## [The task]
For each entry, repeat the text exactly and omit any picture it holds.

## [Excerpted data]
§
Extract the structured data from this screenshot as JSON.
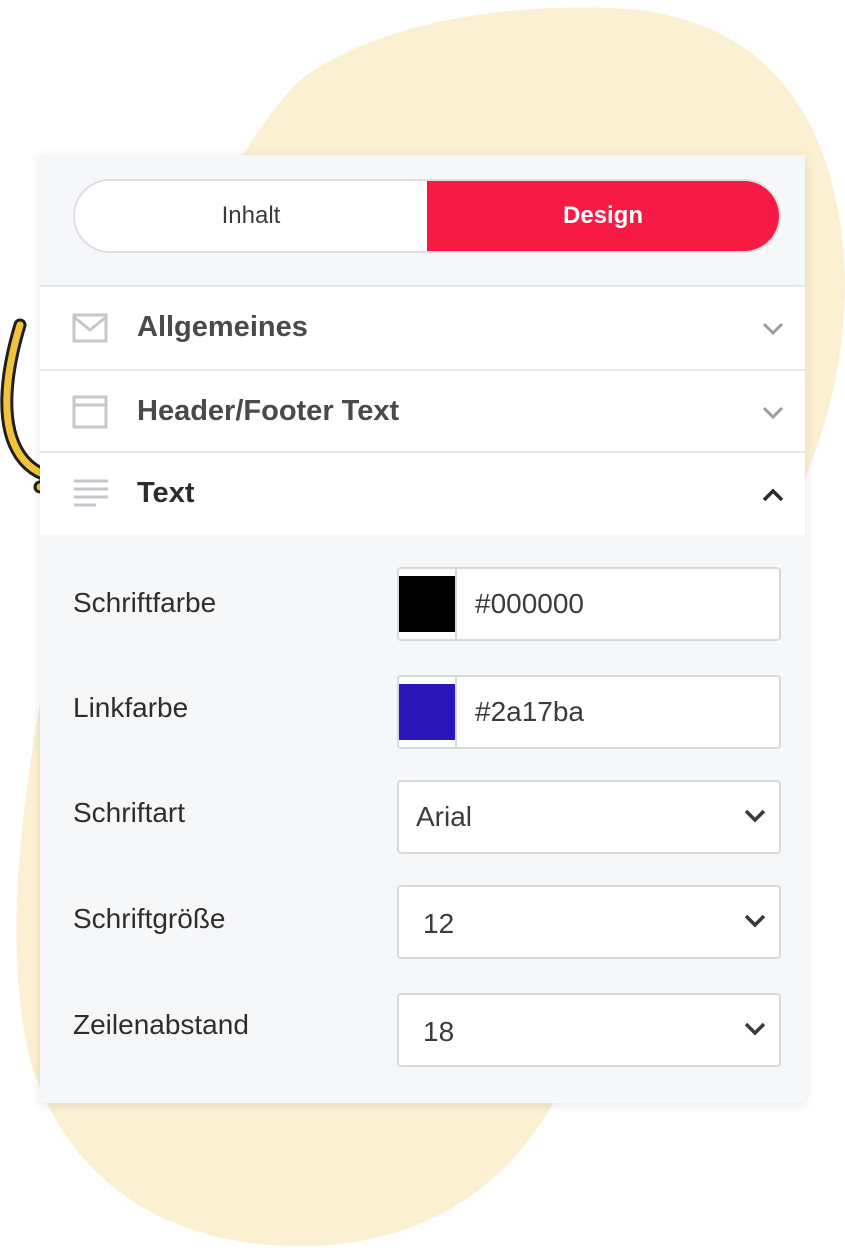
{
  "tabs": [
    {
      "label": "Inhalt",
      "active": false
    },
    {
      "label": "Design",
      "active": true
    }
  ],
  "sections": [
    {
      "label": "Allgemeines",
      "icon": "mail-icon",
      "expanded": false
    },
    {
      "label": "Header/Footer Text",
      "icon": "window-icon",
      "expanded": false
    },
    {
      "label": "Text",
      "icon": "text-lines-icon",
      "expanded": true
    }
  ],
  "text_settings": {
    "font_color": {
      "label": "Schriftfarbe",
      "value": "#000000",
      "swatch": "#000000"
    },
    "link_color": {
      "label": "Linkfarbe",
      "value": "#2a17ba",
      "swatch": "#2a17ba"
    },
    "font_family": {
      "label": "Schriftart",
      "value": "Arial"
    },
    "font_size": {
      "label": "Schriftgröße",
      "value": "12"
    },
    "line_height": {
      "label": "Zeilenabstand",
      "value": "18"
    }
  },
  "colors": {
    "accent": "#f61a45",
    "blob": "#fcf0d2",
    "arrow": "#f2c33a"
  }
}
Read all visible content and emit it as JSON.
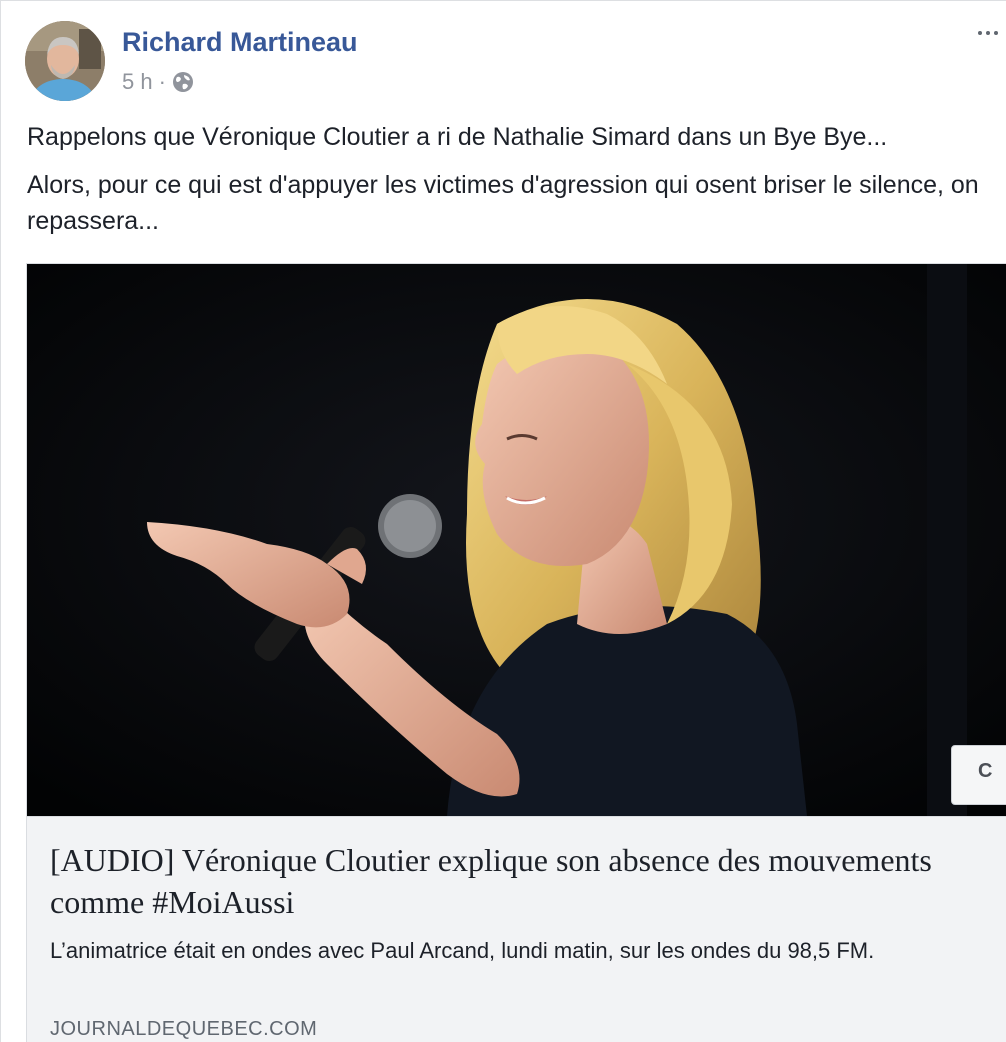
{
  "post": {
    "author": "Richard Martineau",
    "time": "5 h",
    "separator": "·",
    "audience_icon": "globe-icon",
    "menu_icon": "more-options-icon",
    "avatar_icon": "profile-photo",
    "paragraphs": [
      "Rappelons que Véronique Cloutier a ri de Nathalie Simard dans un Bye Bye...",
      "Alors, pour ce qui est d'appuyer les victimes d'agression qui osent briser le silence, on repassera..."
    ]
  },
  "link_card": {
    "image_icon": "article-photo",
    "headline": "[AUDIO] Véronique Cloutier explique son absence des mouvements comme #MoiAussi",
    "description": "L’animatrice était en ondes avec Paul Arcand, lundi matin, sur les ondes du 98,5 FM.",
    "domain": "JOURNALDEQUEBEC.COM",
    "side_button_label": "C"
  },
  "colors": {
    "author_link": "#385898",
    "text": "#1d2129",
    "meta_gray": "#90949c",
    "card_bg": "#f2f3f5",
    "card_border": "#dadde1"
  }
}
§
## [Written solution]
Extract the structured data from this screenshot as JSON.
{
  "tabs": [
    {
      "label": "Inhalt",
      "active": false
    },
    {
      "label": "Design",
      "active": true
    }
  ],
  "sections": [
    {
      "label": "Allgemeines",
      "icon": "mail-icon",
      "expanded": false
    },
    {
      "label": "Header/Footer Text",
      "icon": "window-icon",
      "expanded": false
    },
    {
      "label": "Text",
      "icon": "text-lines-icon",
      "expanded": true
    }
  ],
  "text_settings": {
    "font_color": {
      "label": "Schriftfarbe",
      "value": "#000000",
      "swatch": "#000000"
    },
    "link_color": {
      "label": "Linkfarbe",
      "value": "#2a17ba",
      "swatch": "#2a17ba"
    },
    "font_family": {
      "label": "Schriftart",
      "value": "Arial"
    },
    "font_size": {
      "label": "Schriftgröße",
      "value": "12"
    },
    "line_height": {
      "label": "Zeilenabstand",
      "value": "18"
    }
  },
  "colors": {
    "accent": "#f61a45",
    "blob": "#fcf0d2",
    "arrow": "#f2c33a"
  }
}
Read all visible content and emit it as JSON.
{
  "post": {
    "author": "Richard Martineau",
    "time": "5 h",
    "separator": "·",
    "audience_icon": "globe-icon",
    "menu_icon": "more-options-icon",
    "avatar_icon": "profile-photo",
    "paragraphs": [
      "Rappelons que Véronique Cloutier a ri de Nathalie Simard dans un Bye Bye...",
      "Alors, pour ce qui est d'appuyer les victimes d'agression qui osent briser le silence, on repassera..."
    ]
  },
  "link_card": {
    "image_icon": "article-photo",
    "headline": "[AUDIO] Véronique Cloutier explique son absence des mouvements comme #MoiAussi",
    "description": "L’animatrice était en ondes avec Paul Arcand, lundi matin, sur les ondes du 98,5 FM.",
    "domain": "JOURNALDEQUEBEC.COM",
    "side_button_label": "C"
  },
  "colors": {
    "author_link": "#385898",
    "text": "#1d2129",
    "meta_gray": "#90949c",
    "card_bg": "#f2f3f5",
    "card_border": "#dadde1"
  }
}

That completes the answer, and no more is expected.